- WHAT YOU NEED TO DO
Check each line of the data for "mind" and select those that have it.

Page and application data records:
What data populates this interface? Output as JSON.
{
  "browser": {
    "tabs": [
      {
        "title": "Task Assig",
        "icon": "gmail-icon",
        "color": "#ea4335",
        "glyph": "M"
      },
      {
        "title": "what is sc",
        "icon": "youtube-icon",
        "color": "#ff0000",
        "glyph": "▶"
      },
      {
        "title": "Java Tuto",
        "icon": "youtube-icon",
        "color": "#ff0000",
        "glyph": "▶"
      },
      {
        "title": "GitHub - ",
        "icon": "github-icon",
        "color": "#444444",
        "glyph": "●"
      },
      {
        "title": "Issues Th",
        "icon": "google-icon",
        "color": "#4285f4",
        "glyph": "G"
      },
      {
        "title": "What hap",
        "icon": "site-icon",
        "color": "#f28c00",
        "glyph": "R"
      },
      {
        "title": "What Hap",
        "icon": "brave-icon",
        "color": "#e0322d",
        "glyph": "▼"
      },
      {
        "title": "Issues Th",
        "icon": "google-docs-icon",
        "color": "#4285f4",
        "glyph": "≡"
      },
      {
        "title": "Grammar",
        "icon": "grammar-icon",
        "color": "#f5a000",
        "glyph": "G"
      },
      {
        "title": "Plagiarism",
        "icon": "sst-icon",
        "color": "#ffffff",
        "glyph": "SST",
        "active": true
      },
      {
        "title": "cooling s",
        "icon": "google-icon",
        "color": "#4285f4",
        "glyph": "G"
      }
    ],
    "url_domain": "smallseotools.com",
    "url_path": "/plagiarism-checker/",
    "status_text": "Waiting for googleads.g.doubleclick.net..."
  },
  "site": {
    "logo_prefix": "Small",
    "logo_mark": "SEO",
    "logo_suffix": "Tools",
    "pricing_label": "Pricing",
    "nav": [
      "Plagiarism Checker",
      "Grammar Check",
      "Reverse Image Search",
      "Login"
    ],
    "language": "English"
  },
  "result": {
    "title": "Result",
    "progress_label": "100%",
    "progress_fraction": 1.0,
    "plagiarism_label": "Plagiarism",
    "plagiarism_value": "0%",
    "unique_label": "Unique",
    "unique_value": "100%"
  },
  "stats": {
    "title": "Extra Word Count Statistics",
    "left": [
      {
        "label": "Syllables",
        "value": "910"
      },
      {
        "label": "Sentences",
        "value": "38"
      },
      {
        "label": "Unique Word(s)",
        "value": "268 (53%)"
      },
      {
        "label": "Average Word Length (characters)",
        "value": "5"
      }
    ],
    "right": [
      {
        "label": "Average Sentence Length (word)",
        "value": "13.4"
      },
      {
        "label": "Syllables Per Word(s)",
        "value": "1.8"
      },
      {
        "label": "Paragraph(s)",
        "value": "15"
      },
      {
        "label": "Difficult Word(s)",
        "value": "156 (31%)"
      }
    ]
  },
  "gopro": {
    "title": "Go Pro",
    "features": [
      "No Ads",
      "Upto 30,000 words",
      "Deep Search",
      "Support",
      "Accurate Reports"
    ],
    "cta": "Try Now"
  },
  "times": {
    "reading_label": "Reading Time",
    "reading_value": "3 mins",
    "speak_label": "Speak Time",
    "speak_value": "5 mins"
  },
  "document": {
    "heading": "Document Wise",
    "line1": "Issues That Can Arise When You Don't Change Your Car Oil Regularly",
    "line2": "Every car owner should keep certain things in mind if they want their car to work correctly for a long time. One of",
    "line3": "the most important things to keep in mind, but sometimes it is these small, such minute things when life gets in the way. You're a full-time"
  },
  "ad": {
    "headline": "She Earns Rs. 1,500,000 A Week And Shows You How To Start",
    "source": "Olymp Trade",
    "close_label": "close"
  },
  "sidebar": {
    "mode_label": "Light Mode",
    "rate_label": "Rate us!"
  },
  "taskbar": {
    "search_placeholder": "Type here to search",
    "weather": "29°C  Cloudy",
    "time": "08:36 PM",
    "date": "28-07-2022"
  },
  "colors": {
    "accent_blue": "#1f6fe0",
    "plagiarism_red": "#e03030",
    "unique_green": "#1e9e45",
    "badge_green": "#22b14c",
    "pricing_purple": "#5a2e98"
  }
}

- ANSWER SPACE
    "line2": "Every car owner should keep certain things in mind if they want their car to work correctly for a long time. One of",
    "line3": "the most important things to keep in mind, but sometimes it is these small, such minute things when life gets in the way. You're a full-time"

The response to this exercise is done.